    I, too prefer D-76. I mix it according to the package directions and then use it straight with no further dilution. I rate my B&W film at half what the MFG calls for when I expose it, but process at the normal ASA. I develop for 10 minutes at 68 degrees.
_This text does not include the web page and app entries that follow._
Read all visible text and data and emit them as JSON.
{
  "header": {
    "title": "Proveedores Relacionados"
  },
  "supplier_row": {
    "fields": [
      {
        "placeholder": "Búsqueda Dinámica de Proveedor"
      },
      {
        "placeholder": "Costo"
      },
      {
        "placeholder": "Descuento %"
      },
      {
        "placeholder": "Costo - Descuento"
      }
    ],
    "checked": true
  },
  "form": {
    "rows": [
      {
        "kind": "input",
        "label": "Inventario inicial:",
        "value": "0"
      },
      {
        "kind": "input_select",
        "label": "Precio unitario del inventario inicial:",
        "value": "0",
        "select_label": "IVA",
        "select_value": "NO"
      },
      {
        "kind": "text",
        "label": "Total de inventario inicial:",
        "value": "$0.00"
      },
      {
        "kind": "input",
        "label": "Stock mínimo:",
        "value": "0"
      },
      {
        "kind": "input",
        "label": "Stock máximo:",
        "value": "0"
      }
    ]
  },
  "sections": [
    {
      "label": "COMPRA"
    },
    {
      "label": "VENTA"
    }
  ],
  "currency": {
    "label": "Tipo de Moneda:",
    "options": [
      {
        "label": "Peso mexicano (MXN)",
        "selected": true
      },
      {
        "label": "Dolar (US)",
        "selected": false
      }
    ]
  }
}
If I am doing negs for alternative processes, I expose for double the time called for and develop for double the time, (20 minutes). I haven't tried the brush technique.

    Mike